[Excerpts from an interface dataset]
[Start of Attachment]

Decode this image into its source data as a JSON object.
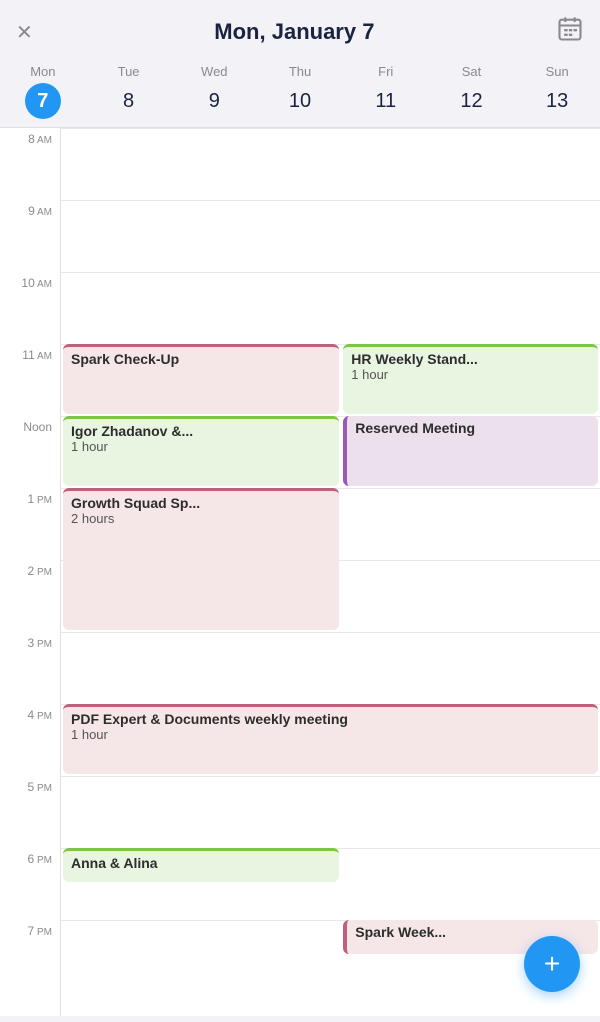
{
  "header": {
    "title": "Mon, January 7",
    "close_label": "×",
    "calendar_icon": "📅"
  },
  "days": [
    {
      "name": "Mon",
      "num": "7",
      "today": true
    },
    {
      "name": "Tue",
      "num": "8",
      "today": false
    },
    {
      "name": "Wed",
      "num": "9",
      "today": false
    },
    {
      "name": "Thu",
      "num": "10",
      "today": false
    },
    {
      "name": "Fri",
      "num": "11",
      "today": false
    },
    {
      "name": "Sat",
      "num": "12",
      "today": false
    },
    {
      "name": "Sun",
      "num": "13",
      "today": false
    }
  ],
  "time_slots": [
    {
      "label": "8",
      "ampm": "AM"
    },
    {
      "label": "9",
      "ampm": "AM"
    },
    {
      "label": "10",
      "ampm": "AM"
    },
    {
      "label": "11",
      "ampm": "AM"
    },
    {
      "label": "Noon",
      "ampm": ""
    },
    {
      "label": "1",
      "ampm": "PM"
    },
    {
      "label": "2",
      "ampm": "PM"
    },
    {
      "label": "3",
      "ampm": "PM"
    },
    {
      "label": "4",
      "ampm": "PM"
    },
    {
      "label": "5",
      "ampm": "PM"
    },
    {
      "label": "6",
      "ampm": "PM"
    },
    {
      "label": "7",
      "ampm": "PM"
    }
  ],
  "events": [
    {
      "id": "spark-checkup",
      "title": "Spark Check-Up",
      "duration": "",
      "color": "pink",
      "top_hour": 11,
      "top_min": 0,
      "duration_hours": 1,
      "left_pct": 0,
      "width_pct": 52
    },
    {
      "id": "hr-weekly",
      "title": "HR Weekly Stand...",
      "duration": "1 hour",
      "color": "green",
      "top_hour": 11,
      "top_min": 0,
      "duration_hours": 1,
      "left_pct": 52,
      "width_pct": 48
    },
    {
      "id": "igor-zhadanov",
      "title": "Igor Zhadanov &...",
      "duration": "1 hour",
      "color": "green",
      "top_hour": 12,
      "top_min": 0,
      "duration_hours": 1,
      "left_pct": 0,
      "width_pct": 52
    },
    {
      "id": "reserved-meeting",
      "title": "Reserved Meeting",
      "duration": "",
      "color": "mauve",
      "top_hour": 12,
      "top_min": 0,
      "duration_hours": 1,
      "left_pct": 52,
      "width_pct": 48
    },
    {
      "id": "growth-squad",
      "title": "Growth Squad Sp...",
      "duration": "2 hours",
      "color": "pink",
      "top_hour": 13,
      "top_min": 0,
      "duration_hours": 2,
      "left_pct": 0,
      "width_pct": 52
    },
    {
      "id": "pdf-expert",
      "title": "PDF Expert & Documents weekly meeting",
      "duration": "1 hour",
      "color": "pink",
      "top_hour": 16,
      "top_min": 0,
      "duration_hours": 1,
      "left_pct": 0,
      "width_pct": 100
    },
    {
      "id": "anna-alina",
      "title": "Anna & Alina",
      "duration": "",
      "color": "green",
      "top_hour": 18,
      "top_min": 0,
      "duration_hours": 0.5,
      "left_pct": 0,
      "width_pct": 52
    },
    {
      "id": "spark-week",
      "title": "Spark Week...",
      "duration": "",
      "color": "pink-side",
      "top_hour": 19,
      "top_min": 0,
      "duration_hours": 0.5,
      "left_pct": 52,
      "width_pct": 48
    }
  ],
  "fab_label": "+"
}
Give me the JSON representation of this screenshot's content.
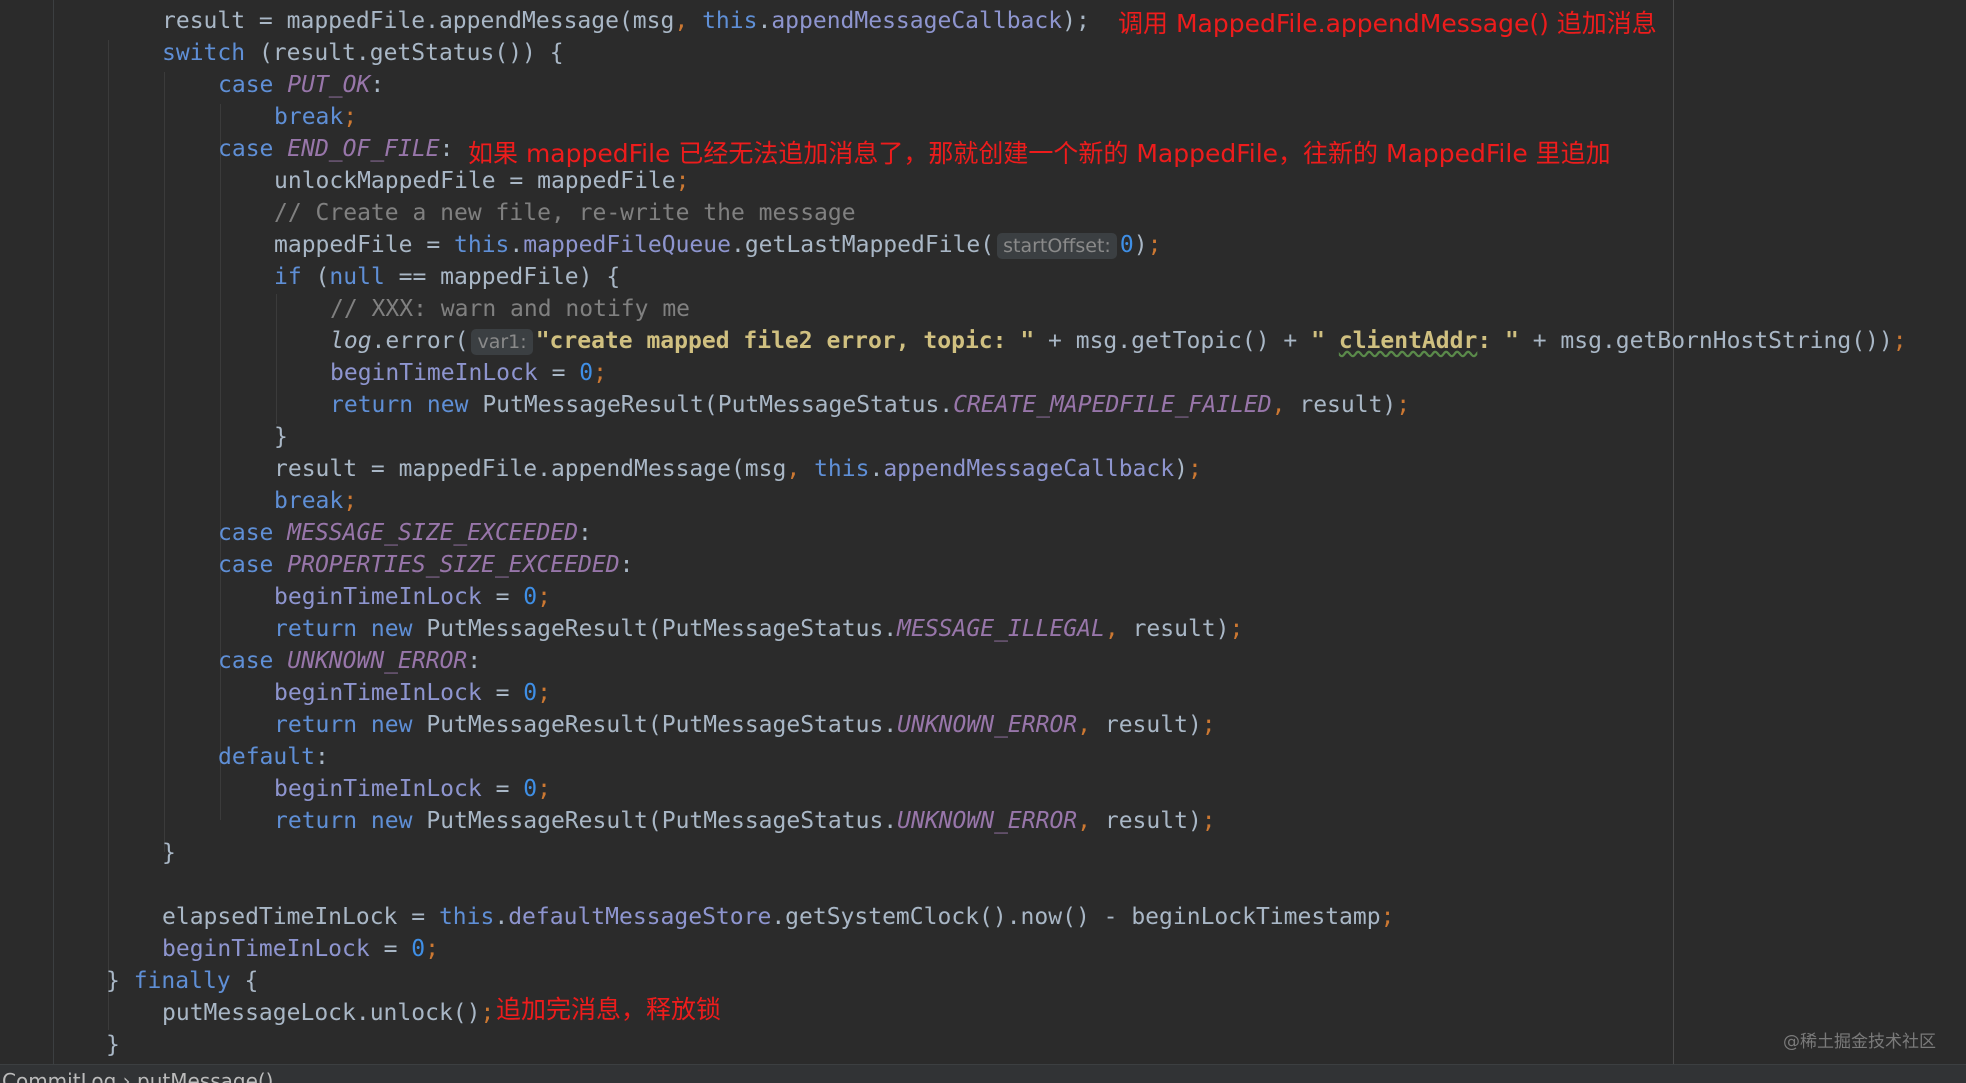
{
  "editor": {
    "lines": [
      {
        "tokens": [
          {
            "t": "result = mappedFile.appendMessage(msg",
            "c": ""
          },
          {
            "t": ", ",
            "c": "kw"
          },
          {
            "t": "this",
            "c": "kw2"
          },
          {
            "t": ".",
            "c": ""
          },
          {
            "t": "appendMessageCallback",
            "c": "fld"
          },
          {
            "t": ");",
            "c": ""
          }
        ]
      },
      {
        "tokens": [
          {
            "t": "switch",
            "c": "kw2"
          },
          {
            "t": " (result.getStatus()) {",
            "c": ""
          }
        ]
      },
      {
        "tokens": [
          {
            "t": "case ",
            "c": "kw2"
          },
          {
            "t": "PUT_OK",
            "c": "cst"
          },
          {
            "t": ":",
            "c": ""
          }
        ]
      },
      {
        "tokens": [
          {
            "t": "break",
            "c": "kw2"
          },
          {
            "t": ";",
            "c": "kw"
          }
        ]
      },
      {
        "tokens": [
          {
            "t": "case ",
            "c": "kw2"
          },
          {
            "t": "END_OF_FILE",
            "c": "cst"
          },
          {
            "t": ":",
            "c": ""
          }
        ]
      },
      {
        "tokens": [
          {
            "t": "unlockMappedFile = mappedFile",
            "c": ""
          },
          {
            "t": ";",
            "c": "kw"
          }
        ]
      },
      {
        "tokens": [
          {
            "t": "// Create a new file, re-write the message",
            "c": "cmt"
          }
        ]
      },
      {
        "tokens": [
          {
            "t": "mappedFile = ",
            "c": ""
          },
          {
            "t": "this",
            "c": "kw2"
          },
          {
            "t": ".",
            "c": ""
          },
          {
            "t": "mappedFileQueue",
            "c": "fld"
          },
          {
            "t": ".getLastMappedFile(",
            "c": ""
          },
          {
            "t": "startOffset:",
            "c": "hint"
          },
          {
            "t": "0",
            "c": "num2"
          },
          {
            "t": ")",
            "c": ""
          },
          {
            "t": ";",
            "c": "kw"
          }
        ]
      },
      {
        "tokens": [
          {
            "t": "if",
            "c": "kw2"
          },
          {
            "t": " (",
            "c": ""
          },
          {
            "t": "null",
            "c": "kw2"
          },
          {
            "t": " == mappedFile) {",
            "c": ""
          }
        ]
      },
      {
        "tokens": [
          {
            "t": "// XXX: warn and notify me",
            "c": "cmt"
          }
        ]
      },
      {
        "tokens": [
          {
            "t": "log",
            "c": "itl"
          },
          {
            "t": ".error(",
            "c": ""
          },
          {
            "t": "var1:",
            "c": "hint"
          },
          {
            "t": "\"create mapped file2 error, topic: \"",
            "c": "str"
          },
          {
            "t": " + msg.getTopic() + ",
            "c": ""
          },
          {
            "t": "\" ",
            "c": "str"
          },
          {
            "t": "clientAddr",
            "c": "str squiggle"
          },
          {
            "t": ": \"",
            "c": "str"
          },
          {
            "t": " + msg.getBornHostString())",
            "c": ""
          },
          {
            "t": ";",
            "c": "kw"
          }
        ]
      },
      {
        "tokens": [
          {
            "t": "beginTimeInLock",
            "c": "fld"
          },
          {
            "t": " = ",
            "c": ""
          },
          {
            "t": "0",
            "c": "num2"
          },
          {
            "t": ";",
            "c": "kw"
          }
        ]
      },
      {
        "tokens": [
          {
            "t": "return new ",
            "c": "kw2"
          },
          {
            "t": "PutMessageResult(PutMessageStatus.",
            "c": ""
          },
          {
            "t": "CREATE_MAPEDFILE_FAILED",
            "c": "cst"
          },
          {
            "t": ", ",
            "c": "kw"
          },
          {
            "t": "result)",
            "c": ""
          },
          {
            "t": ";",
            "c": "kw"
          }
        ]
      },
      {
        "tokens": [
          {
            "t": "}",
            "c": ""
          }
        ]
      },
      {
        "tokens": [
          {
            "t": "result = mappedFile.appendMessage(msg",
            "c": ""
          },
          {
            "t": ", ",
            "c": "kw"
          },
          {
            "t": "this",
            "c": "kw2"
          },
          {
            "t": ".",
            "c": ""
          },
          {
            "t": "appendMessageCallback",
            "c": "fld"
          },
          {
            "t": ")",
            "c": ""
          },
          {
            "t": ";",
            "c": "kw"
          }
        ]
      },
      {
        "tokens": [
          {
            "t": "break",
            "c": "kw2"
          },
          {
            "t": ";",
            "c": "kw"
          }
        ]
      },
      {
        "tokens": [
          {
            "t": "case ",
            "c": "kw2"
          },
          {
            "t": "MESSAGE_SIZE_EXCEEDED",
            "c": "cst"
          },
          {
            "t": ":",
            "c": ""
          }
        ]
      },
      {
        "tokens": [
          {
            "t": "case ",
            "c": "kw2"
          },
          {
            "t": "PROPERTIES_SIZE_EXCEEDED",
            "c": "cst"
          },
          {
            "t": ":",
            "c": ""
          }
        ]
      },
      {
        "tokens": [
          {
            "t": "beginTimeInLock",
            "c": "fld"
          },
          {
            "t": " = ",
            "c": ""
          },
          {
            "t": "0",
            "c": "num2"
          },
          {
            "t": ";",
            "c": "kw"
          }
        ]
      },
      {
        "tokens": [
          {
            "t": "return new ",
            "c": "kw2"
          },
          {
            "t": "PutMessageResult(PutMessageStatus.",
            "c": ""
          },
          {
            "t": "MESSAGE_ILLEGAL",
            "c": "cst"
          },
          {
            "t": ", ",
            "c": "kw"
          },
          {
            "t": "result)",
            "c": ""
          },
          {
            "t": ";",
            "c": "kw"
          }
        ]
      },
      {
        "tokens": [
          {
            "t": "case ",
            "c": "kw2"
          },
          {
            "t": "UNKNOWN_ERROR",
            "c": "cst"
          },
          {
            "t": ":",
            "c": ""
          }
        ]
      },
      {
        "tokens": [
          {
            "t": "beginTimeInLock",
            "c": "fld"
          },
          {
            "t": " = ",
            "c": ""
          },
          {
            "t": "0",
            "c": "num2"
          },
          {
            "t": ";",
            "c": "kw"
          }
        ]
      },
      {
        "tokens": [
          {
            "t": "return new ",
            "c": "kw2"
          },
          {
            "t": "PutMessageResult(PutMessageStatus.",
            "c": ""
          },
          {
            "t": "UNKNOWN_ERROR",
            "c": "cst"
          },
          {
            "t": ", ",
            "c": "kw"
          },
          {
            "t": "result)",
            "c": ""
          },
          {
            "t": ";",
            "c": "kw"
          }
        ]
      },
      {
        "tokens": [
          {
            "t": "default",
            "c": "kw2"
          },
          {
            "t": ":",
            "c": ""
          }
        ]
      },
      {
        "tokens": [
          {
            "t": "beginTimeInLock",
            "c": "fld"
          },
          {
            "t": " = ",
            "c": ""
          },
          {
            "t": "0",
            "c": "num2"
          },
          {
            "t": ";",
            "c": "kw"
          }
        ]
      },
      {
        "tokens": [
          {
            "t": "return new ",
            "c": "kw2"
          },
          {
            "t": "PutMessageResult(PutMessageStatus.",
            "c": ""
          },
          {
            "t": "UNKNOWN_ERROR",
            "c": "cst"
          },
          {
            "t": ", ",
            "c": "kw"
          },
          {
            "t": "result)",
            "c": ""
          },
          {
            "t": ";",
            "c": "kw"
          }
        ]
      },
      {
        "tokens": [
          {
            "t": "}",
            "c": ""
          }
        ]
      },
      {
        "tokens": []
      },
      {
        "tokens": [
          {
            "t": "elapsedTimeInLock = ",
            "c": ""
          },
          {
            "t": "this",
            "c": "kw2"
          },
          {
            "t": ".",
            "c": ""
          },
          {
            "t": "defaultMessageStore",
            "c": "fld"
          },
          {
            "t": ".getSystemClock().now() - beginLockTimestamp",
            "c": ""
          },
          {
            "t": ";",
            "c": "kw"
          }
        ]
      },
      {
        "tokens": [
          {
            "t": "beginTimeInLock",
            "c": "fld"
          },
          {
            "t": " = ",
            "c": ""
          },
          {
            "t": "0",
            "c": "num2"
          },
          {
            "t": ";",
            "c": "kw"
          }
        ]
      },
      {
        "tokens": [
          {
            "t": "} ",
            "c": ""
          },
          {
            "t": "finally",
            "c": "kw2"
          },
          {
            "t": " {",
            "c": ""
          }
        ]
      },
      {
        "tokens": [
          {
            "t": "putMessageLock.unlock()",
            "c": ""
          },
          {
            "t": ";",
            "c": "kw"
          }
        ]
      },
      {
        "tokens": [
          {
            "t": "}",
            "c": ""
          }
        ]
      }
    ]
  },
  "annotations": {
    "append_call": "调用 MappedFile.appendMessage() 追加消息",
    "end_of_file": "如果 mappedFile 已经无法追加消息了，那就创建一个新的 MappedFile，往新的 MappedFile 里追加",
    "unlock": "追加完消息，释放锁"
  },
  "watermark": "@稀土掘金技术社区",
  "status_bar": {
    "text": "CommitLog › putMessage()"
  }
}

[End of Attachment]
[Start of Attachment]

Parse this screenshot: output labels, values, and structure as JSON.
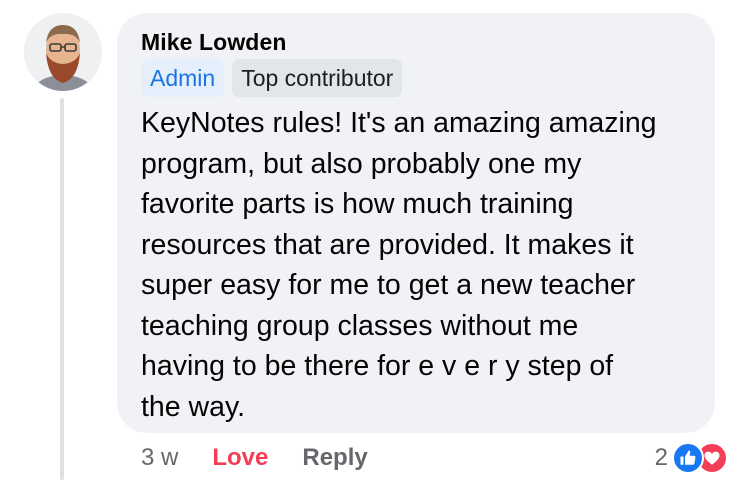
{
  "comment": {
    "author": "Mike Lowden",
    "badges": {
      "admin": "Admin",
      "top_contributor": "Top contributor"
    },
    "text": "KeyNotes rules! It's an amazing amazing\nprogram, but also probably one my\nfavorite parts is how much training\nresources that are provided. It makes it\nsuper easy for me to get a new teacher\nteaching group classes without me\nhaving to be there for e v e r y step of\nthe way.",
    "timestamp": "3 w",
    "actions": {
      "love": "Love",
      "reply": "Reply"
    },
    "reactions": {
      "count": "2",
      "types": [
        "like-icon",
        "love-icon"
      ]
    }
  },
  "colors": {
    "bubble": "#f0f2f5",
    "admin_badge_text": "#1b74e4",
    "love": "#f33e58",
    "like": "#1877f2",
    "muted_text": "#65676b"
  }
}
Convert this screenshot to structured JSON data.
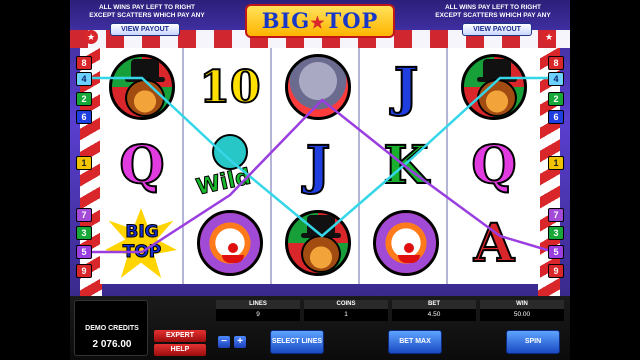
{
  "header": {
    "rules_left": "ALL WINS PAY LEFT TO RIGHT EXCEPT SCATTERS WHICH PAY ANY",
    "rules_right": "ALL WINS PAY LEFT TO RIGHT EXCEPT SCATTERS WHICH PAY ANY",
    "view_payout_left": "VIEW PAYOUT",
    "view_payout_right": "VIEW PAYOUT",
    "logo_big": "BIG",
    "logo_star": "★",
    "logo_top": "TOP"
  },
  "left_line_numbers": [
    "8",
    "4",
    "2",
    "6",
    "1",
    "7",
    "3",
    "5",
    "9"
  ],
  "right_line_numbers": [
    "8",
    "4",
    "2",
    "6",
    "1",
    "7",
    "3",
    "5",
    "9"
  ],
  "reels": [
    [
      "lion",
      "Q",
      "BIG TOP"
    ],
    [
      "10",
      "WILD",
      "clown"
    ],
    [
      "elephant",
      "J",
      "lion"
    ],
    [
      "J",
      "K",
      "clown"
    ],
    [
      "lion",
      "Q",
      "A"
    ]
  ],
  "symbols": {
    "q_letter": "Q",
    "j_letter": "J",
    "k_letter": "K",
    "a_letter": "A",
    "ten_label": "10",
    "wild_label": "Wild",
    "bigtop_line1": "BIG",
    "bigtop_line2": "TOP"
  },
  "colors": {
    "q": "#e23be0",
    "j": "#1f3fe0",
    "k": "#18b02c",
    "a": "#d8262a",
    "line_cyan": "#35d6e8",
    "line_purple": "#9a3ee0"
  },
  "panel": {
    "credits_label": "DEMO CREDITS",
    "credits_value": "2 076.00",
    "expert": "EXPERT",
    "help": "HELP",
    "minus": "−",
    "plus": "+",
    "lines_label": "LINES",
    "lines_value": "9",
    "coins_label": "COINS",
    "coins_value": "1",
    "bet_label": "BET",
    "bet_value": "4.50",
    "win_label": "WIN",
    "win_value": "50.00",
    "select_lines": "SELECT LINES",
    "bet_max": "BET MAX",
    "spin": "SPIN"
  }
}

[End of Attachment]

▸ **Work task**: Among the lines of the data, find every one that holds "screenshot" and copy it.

▸ **Answer to this task**:
Give me the JSON representation of this screenshot's content.
Parse this screenshot: output labels, values, and structure as JSON.
Convert this screenshot to structured JSON data.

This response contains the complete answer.